Exercise description
Output each record below exactly, and include all of them.

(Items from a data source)
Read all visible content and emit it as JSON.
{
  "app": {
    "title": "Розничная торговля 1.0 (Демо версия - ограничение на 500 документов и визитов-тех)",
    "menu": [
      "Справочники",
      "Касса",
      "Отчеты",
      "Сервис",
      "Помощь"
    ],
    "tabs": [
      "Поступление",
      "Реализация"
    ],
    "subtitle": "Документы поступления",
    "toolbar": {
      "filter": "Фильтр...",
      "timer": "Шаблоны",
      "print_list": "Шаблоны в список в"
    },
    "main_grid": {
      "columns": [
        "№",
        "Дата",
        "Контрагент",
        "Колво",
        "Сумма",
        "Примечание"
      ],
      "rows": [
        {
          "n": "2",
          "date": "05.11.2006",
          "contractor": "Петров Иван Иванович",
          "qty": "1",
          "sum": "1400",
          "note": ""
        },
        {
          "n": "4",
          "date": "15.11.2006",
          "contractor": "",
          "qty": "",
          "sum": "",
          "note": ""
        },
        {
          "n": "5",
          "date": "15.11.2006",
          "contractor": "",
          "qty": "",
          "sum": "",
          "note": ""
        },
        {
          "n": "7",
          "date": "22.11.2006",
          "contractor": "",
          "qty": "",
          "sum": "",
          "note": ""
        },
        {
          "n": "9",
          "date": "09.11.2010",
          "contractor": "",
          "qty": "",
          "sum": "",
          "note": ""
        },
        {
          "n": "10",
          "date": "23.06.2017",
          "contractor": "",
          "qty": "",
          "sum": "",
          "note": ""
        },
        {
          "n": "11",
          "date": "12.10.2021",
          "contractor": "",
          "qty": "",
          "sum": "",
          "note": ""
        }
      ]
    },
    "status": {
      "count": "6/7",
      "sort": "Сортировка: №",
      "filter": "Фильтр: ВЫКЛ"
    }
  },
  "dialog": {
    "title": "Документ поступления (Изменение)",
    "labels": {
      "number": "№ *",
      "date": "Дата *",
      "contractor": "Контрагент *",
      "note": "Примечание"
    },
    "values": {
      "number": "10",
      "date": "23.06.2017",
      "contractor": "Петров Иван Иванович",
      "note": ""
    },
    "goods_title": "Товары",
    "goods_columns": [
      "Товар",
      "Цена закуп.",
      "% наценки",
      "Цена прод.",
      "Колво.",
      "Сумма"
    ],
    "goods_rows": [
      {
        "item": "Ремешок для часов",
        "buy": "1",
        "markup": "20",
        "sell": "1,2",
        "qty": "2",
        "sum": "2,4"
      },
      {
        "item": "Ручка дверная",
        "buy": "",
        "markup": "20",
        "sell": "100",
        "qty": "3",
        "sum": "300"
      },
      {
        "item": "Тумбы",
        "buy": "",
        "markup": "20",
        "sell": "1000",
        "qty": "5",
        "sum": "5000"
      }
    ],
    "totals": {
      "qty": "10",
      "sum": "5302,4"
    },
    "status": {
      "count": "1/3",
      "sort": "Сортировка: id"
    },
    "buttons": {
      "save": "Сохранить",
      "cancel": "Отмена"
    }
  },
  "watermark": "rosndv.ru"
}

Response to this exercise
Read all visible content and emit it as JSON.
{
  "app": {
    "title": "Розничная торговля 1.0 (Демо версия - ограничение на 500 документов и визитов-тех)",
    "menu": [
      "Справочники",
      "Касса",
      "Отчеты",
      "Сервис",
      "Помощь"
    ],
    "tabs": [
      "Поступление",
      "Реализация"
    ],
    "subtitle": "Документы поступления",
    "toolbar": {
      "filter": "Фильтр...",
      "timer": "Шаблоны",
      "print_list": "Шаблоны в список в"
    },
    "main_grid": {
      "columns": [
        "№",
        "Дата",
        "Контрагент",
        "Колво",
        "Сумма",
        "Примечание"
      ],
      "rows": [
        {
          "n": "2",
          "date": "05.11.2006",
          "contractor": "Петров Иван Иванович",
          "qty": "1",
          "sum": "1400",
          "note": ""
        },
        {
          "n": "4",
          "date": "15.11.2006",
          "contractor": "",
          "qty": "",
          "sum": "",
          "note": ""
        },
        {
          "n": "5",
          "date": "15.11.2006",
          "contractor": "",
          "qty": "",
          "sum": "",
          "note": ""
        },
        {
          "n": "7",
          "date": "22.11.2006",
          "contractor": "",
          "qty": "",
          "sum": "",
          "note": ""
        },
        {
          "n": "9",
          "date": "09.11.2010",
          "contractor": "",
          "qty": "",
          "sum": "",
          "note": ""
        },
        {
          "n": "10",
          "date": "23.06.2017",
          "contractor": "",
          "qty": "",
          "sum": "",
          "note": ""
        },
        {
          "n": "11",
          "date": "12.10.2021",
          "contractor": "",
          "qty": "",
          "sum": "",
          "note": ""
        }
      ]
    },
    "status": {
      "count": "6/7",
      "sort": "Сортировка: №",
      "filter": "Фильтр: ВЫКЛ"
    }
  },
  "dialog": {
    "title": "Документ поступления (Изменение)",
    "labels": {
      "number": "№ *",
      "date": "Дата *",
      "contractor": "Контрагент *",
      "note": "Примечание"
    },
    "values": {
      "number": "10",
      "date": "23.06.2017",
      "contractor": "Петров Иван Иванович",
      "note": ""
    },
    "goods_title": "Товары",
    "goods_columns": [
      "Товар",
      "Цена закуп.",
      "% наценки",
      "Цена прод.",
      "Колво.",
      "Сумма"
    ],
    "goods_rows": [
      {
        "item": "Ремешок для часов",
        "buy": "1",
        "markup": "20",
        "sell": "1,2",
        "qty": "2",
        "sum": "2,4"
      },
      {
        "item": "Ручка дверная",
        "buy": "",
        "markup": "20",
        "sell": "100",
        "qty": "3",
        "sum": "300"
      },
      {
        "item": "Тумбы",
        "buy": "",
        "markup": "20",
        "sell": "1000",
        "qty": "5",
        "sum": "5000"
      }
    ],
    "totals": {
      "qty": "10",
      "sum": "5302,4"
    },
    "status": {
      "count": "1/3",
      "sort": "Сортировка: id"
    },
    "buttons": {
      "save": "Сохранить",
      "cancel": "Отмена"
    }
  },
  "watermark": "rosndv.ru"
}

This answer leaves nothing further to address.